# PROBLEM TO WORK ON:
Counting only the lines below that contain the word "value", what is the total? Give it with no other words.

[Excerpts from an interface dataset]
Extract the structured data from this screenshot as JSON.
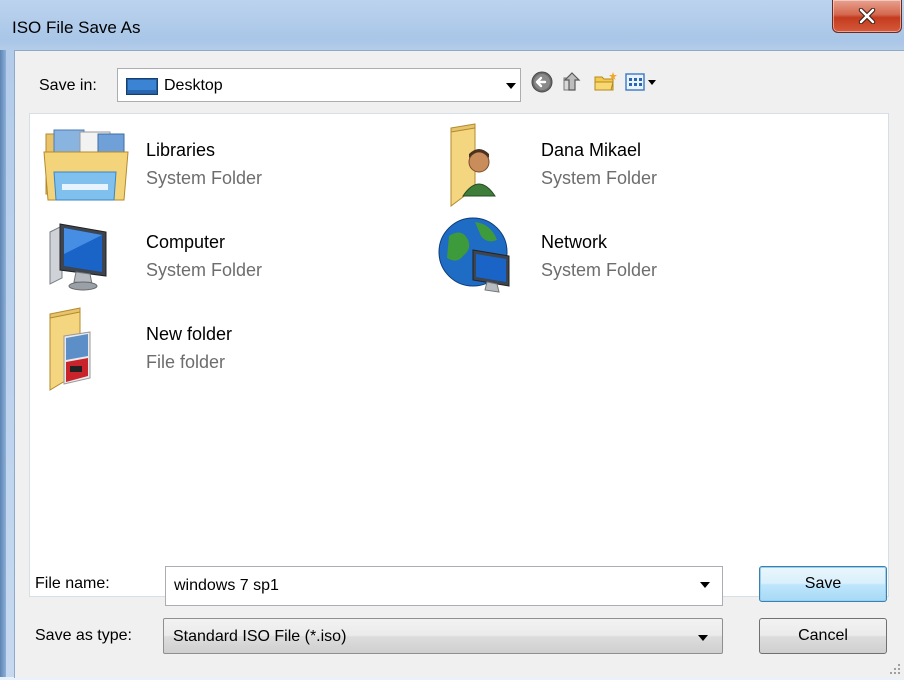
{
  "window": {
    "title": "ISO File Save As"
  },
  "save_in": {
    "label": "Save in:",
    "value": "Desktop"
  },
  "toolbar": {
    "icons": [
      "back-icon",
      "up-folder-icon",
      "new-folder-icon",
      "views-menu-icon"
    ]
  },
  "items": [
    {
      "name": "Libraries",
      "type": "System Folder",
      "icon": "libraries-icon"
    },
    {
      "name": "Dana Mikael",
      "type": "System Folder",
      "icon": "user-folder-icon"
    },
    {
      "name": "Computer",
      "type": "System Folder",
      "icon": "computer-icon"
    },
    {
      "name": "Network",
      "type": "System Folder",
      "icon": "network-icon"
    },
    {
      "name": "New folder",
      "type": "File folder",
      "icon": "folder-icon"
    }
  ],
  "file_name": {
    "label": "File name:",
    "value": "windows 7 sp1"
  },
  "save_as_type": {
    "label": "Save as type:",
    "value": "Standard ISO File (*.iso)"
  },
  "buttons": {
    "save": "Save",
    "cancel": "Cancel"
  },
  "colors": {
    "title_bar": "#b3cce9",
    "close_button": "#c43b1e",
    "default_button_border": "#3c7fb1"
  }
}
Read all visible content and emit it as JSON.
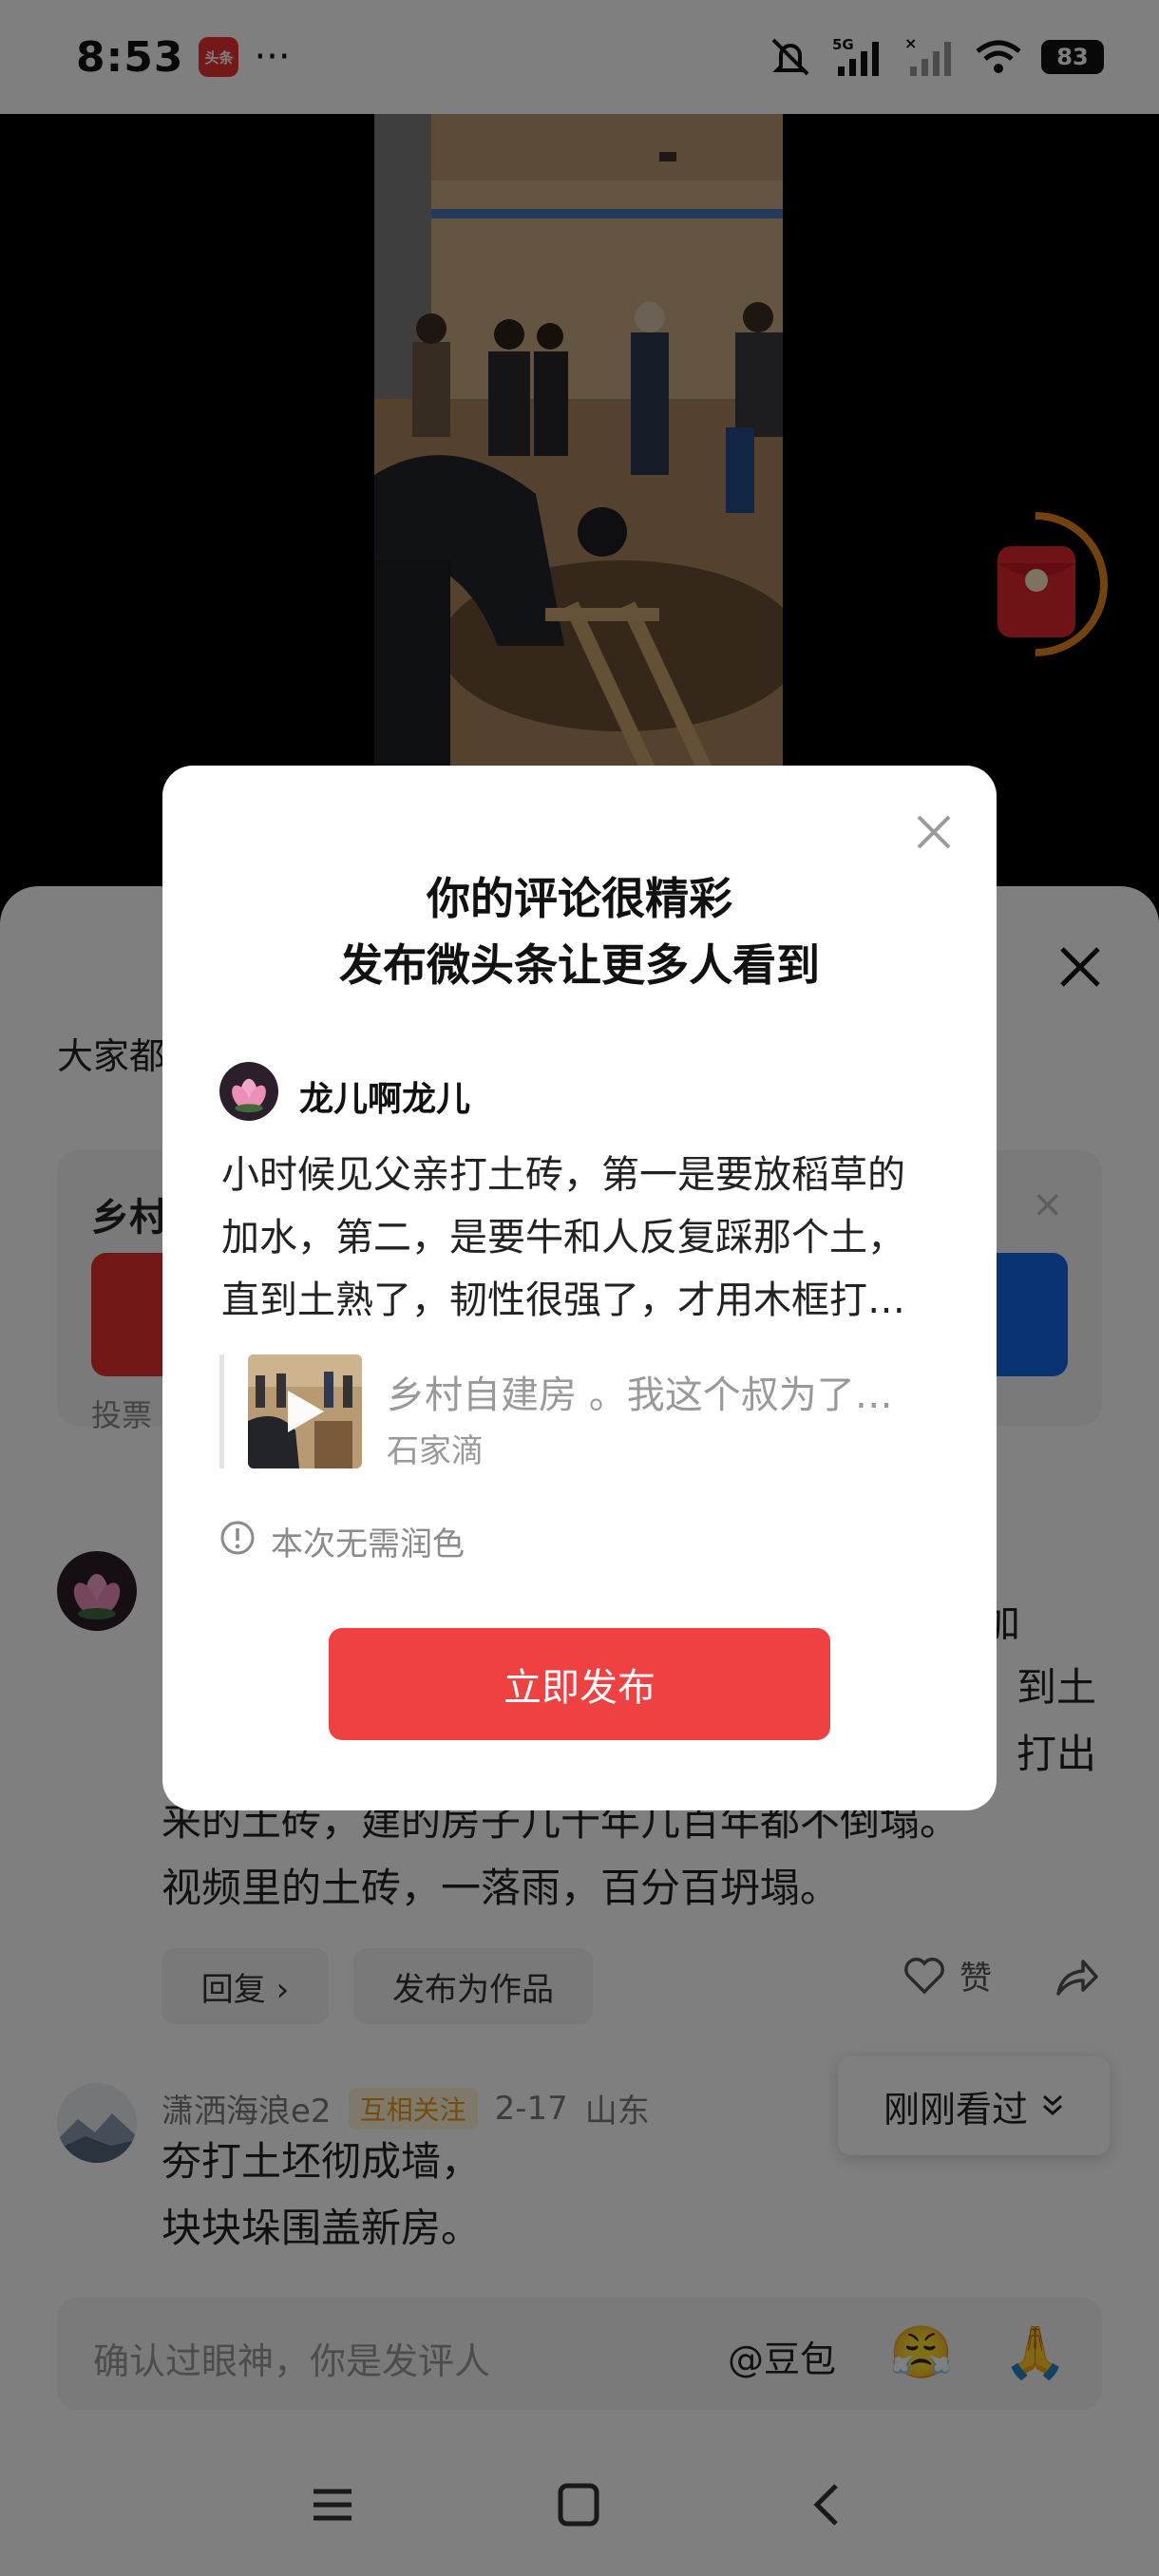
{
  "status_bar": {
    "time": "8:53",
    "app_badge": "头条",
    "more": "···",
    "network": "5G",
    "battery": "83"
  },
  "sheet": {
    "title_fragment": "大家都",
    "vote": {
      "title_fragment": "乡村",
      "count_fragment": "投票",
      "close": "×"
    },
    "comment1": {
      "text_right_1": "加",
      "text_right_2": "到土",
      "text_right_3": "打出",
      "line4": "来的土砖，建的房子几十年几百年都不倒塌。",
      "line5": "视频里的土砖，一落雨，百分百坍塌。",
      "reply_label": "回复 ›",
      "publish_as_work_label": "发布为作品",
      "like_label": "赞"
    },
    "comment2": {
      "username": "潇洒海浪e2",
      "relation_badge": "互相关注",
      "date": "2-17",
      "location": "山东",
      "line1": "夯打土坯彻成墙，",
      "line2": "块块垛围盖新房。"
    },
    "recent_label": "刚刚看过",
    "input": {
      "placeholder": "确认过眼神，你是发评人",
      "at_label": "@豆包",
      "emoji_1": "😤",
      "emoji_2": "🙏"
    }
  },
  "modal": {
    "title_line1": "你的评论很精彩",
    "title_line2": "发布微头条让更多人看到",
    "author_name": "龙儿啊龙儿",
    "comment_lines": [
      "小时候见父亲打土砖，第一是要放稻草的",
      "加水，第二，是要牛和人反复踩那个土，",
      "直到土熟了，韧性很强了，才用木框打…"
    ],
    "quote_title": "乡村自建房 。我这个叔为了…",
    "quote_author": "石家滴",
    "polish_note": "本次无需润色",
    "publish_label": "立即发布"
  },
  "colors": {
    "publish_red": "#f04142",
    "vote_red": "#e2312c",
    "vote_blue": "#1266e4",
    "mutual_badge": "#e49b18"
  }
}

# EXPECTED OUTPUT:
3